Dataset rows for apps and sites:
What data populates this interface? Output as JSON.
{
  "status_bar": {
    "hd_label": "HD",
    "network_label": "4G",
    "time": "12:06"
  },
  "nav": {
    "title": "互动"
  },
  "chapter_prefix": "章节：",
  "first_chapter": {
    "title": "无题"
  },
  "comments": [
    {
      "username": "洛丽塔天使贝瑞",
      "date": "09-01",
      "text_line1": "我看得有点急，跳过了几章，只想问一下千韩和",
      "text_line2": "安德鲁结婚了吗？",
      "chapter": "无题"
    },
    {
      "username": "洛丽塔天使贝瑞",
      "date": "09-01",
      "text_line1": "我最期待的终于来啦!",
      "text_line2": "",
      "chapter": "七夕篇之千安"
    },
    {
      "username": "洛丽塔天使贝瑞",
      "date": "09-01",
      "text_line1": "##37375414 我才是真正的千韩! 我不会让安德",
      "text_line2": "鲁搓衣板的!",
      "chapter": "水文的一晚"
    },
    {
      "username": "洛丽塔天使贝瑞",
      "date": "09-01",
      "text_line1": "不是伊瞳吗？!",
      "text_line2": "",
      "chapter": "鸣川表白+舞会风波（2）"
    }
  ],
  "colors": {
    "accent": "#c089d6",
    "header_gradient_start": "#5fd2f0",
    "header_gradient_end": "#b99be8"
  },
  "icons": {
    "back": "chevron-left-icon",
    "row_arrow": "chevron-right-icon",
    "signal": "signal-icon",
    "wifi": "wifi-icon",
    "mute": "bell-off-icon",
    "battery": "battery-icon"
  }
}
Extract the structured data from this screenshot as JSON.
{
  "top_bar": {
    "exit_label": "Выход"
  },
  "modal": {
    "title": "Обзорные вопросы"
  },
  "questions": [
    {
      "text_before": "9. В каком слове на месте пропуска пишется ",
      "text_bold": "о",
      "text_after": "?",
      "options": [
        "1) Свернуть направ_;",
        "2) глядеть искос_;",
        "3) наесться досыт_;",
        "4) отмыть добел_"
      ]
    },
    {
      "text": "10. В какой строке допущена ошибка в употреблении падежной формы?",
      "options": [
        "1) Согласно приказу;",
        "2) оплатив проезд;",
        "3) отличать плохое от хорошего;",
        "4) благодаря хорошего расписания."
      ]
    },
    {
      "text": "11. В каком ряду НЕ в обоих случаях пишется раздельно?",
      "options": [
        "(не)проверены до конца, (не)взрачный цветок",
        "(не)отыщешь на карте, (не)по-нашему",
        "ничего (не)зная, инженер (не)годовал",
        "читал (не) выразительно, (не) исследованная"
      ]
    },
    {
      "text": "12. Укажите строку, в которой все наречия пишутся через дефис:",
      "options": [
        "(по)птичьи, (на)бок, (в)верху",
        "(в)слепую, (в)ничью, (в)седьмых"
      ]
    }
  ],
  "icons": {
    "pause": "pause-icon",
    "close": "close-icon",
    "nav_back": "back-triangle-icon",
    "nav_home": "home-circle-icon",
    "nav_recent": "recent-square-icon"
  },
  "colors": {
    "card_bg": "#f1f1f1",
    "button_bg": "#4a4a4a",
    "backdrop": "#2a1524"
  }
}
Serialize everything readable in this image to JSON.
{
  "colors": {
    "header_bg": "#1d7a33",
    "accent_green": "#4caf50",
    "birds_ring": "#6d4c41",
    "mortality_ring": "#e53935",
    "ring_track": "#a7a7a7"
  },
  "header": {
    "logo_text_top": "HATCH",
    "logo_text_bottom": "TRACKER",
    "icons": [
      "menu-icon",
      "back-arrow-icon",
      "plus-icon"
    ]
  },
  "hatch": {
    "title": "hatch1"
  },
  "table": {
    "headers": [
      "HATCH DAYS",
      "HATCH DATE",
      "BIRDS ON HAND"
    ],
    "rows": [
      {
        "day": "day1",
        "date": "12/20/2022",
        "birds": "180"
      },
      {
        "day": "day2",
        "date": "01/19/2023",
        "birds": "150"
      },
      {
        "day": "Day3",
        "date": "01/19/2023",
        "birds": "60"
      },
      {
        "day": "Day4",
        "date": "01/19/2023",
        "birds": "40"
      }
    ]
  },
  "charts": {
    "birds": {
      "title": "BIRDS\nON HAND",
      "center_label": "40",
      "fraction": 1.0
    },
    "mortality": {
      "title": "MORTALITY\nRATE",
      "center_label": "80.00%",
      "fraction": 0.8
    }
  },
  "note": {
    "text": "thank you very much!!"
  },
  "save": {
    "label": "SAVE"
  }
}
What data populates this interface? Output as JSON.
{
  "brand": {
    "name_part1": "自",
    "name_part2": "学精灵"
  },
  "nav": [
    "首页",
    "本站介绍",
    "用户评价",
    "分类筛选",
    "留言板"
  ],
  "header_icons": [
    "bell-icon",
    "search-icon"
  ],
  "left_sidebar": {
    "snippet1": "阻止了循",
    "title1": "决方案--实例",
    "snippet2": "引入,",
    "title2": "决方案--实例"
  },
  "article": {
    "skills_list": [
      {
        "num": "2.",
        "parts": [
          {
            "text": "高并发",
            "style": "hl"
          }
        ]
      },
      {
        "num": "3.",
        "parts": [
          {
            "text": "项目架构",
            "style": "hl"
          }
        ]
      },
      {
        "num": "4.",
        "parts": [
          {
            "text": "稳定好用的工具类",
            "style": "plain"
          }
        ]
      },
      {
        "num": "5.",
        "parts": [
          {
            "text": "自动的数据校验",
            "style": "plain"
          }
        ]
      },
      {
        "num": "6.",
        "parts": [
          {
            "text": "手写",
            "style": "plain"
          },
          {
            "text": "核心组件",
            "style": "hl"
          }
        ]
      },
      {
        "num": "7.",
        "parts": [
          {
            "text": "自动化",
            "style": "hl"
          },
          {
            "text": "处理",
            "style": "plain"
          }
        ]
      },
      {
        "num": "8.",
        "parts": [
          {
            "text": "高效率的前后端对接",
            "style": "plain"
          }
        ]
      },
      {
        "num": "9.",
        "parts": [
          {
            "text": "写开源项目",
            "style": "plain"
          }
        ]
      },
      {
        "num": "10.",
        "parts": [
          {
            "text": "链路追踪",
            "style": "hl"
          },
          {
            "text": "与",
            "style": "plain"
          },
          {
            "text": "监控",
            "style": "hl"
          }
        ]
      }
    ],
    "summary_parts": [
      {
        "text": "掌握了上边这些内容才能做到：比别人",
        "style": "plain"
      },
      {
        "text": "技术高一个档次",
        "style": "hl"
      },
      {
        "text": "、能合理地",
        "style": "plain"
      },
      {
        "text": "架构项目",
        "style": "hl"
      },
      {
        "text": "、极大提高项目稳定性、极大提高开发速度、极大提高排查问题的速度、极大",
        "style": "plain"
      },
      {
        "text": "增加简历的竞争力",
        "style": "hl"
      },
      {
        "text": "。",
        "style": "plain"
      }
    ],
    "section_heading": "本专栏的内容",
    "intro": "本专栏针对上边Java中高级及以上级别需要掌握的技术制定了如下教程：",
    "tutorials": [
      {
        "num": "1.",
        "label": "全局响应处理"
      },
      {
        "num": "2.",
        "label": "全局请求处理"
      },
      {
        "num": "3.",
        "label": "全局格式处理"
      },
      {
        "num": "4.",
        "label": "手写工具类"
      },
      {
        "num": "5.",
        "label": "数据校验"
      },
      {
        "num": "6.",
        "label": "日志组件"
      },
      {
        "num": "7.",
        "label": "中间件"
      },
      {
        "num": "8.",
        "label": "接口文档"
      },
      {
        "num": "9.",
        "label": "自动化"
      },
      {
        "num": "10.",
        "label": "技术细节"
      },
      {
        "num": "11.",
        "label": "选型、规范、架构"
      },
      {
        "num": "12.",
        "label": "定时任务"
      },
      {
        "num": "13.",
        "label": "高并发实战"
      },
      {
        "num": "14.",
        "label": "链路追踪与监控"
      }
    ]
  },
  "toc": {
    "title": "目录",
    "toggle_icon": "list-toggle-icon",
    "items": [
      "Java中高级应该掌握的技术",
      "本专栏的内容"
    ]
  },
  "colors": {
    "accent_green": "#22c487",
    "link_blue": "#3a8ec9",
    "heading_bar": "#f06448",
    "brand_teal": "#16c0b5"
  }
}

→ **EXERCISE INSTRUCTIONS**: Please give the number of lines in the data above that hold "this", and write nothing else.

→ **RESULT OF THE EXERCISE**: 4